Third, and somewhat related to that, the open borders of Europe allowed ISIS to base their fighters in other countries before making the move on Paris. Again, I’m not against legal immigration or accepting refugees. But the whole push for virtually ignoring illegal immigration into the US, and the rise of those “sanctuary cities” that choose not to enforce our laws without suffering consequences, is truly a bad idea. I’m wondering if Europe will now start reconsidering their policies. Certainly the whole European Union ideal is going to come under further scrutiny after this and the Charlie Hebdo attacks.

Fourth, Paris has some strict gun control laws, which were tightened down in 1995 after the bombing of the Paris metro, and in 2012 after a shooting spree in Toulouse. How’s that working out? The flow of illegal guns is also helped by the aforementioned open borders. For example, guns used on November 14th were supplied by a guy in Belgium, and the rise in illegal guns has been in the double digits for several years now. How many lives might have been saved if some folks in that theater were armed, and didn’t just get picked off one by one while the police waited for the SWAT team outside?

Fifth, France’s multiculturalism and tolerance didn’t save Paris from ISIS. A dream of open borders, where everyone lives in harmony because there are no value judgments made, is an interesting dream to have. But the problem is reality and human nature keep intruding on it. President Obama called this an attack on our “universal values”. Well, it’s pretty clear that those values aren’t exactly universal. If people come to a country, they need to buy into those values. Multiculturalism says you don’t need to assimilate. Reality says, yeah, you kinda do need to.

With two bloodbaths in Paris in the same year, the Left will need to take a hard look at its policies and attitudes. It appears to me that the pendulum has swung too far in one direction, but unless the Left moderates itself, the far Right may just gain enough support to win elections. And in some cases, the xenophobia in that camp can be just as bad.

And sixth, it’s time to pray. Well, it’s always time to pray, but especially now as this world is being forced to redefine itself, and ISIS is waking the Left up from its dreams. Pray for the families and friends of those who were killed or injured. Pray that Paris will have peace and protection once again. Pray that authorities will be able to find and stop the plots of those who seek to inflict pain and terror. Pray that the response to this is level-headed and compassionate. And pray for the salvation of these terrorists. As you may know, I’m a Christian, and I think that the loving God depicted in the Bible is someone these people need to be introduced to. And, as a link in the show notes demonstrates, it’s happening a lot more that most folks realize.

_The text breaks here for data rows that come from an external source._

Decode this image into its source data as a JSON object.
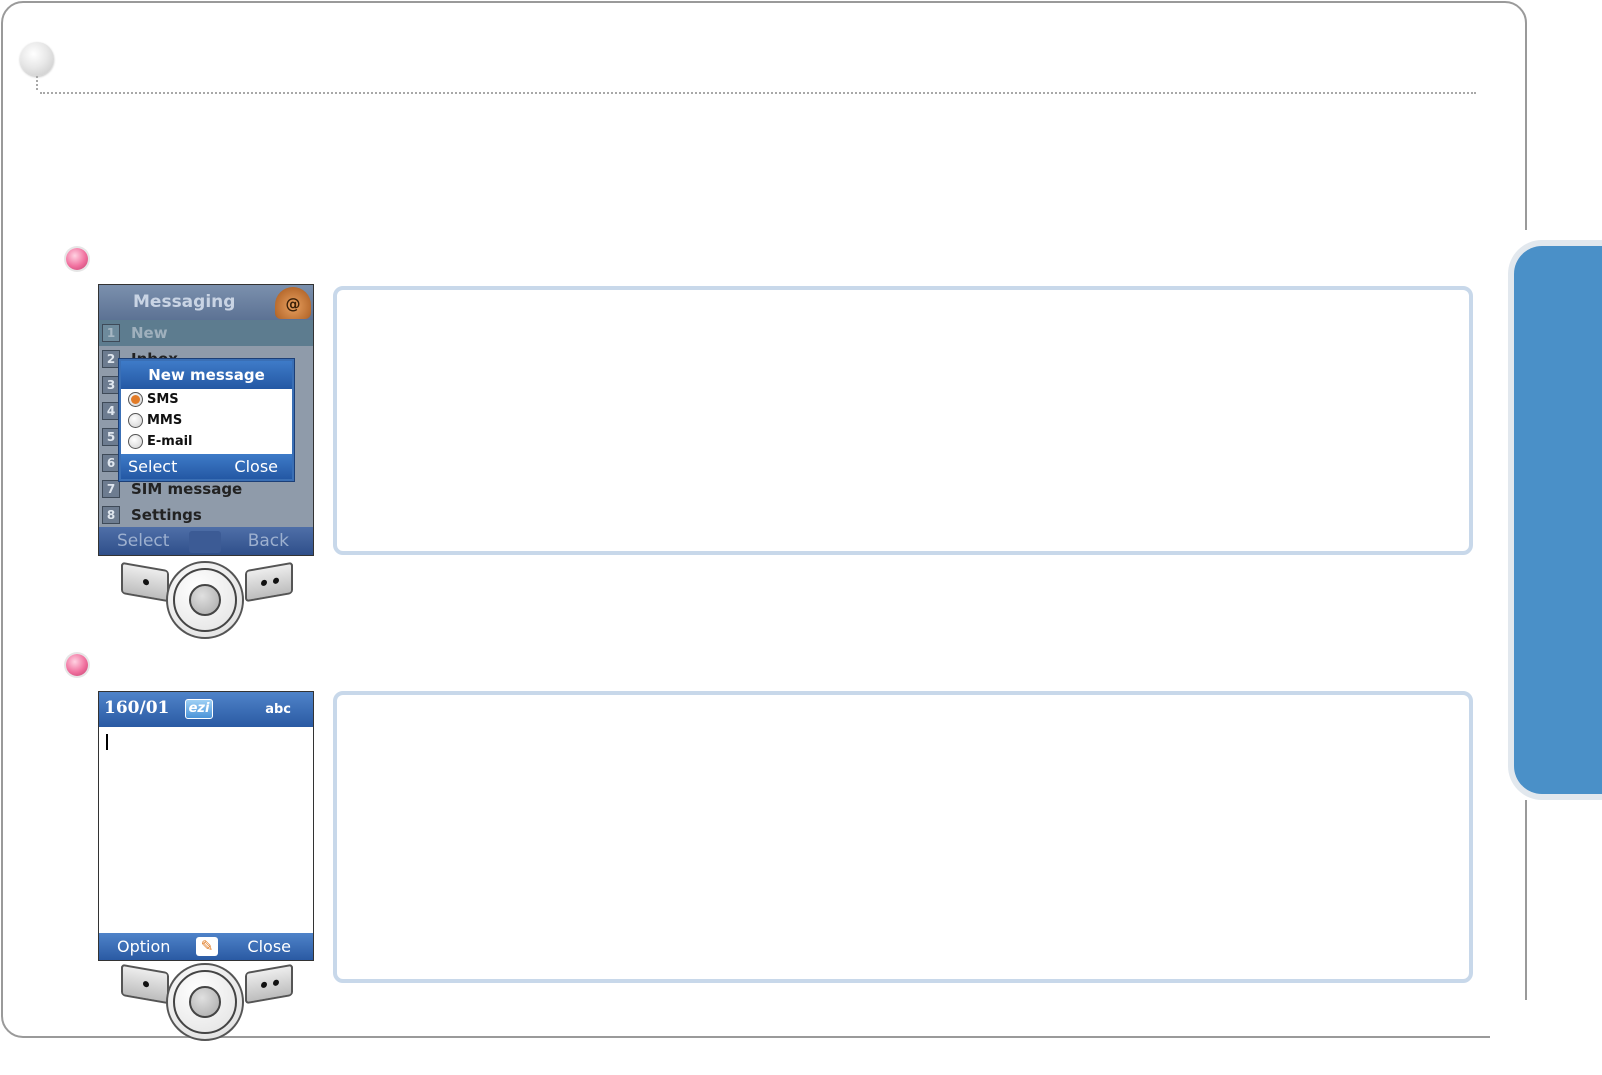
{
  "step1_screen": {
    "title": "Messaging",
    "title_icon_glyph": "@",
    "menu": [
      {
        "num": "1",
        "label": "New"
      },
      {
        "num": "2",
        "label": "Inbox"
      },
      {
        "num": "3",
        "label": ""
      },
      {
        "num": "4",
        "label": ""
      },
      {
        "num": "5",
        "label": ""
      },
      {
        "num": "6",
        "label": ""
      },
      {
        "num": "7",
        "label": "SIM message"
      },
      {
        "num": "8",
        "label": "Settings"
      }
    ],
    "popup": {
      "title": "New message",
      "options": [
        "SMS",
        "MMS",
        "E-mail"
      ],
      "selected": "SMS",
      "soft_left": "Select",
      "soft_right": "Close"
    },
    "soft_left": "Select",
    "soft_right": "Back"
  },
  "step2_screen": {
    "counter": "160/01",
    "ezi_label": "ezi",
    "input_mode": "abc",
    "soft_left": "Option",
    "soft_right": "Close"
  },
  "colors": {
    "accent_blue": "#4a90c8",
    "box_border": "#c8d8ea",
    "bullet_pink": "#f0709e"
  }
}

Filed under: EuropeGun ControlImmigrationReligionTolerance and DiversityWar